Recorded data
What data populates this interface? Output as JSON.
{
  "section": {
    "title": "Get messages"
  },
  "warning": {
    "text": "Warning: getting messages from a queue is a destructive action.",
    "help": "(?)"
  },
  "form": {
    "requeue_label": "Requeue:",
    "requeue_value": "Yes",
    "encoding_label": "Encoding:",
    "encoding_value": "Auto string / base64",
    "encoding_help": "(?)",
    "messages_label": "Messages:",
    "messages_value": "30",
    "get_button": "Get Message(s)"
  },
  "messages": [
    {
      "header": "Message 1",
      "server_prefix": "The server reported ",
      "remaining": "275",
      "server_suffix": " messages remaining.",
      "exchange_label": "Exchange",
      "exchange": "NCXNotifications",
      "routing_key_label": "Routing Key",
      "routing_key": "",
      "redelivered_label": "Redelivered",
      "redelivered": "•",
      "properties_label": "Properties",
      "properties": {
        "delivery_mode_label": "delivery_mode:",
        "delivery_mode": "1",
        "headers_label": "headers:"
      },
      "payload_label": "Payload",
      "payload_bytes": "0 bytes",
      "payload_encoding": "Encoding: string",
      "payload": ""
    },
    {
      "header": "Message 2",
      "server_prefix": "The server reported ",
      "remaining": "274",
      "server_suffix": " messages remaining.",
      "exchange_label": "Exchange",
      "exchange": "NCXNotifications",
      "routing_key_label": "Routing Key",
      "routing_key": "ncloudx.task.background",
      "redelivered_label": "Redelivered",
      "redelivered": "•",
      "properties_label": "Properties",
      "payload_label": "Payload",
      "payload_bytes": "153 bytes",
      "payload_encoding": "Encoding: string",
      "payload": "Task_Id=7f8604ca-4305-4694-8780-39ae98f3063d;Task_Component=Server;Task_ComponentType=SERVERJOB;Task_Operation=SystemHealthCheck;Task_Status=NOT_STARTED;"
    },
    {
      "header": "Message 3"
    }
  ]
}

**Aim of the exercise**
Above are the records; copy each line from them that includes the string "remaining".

**Your response**
      "remaining": "275",
      "server_suffix": " messages remaining.",
      "remaining": "274",
      "server_suffix": " messages remaining.",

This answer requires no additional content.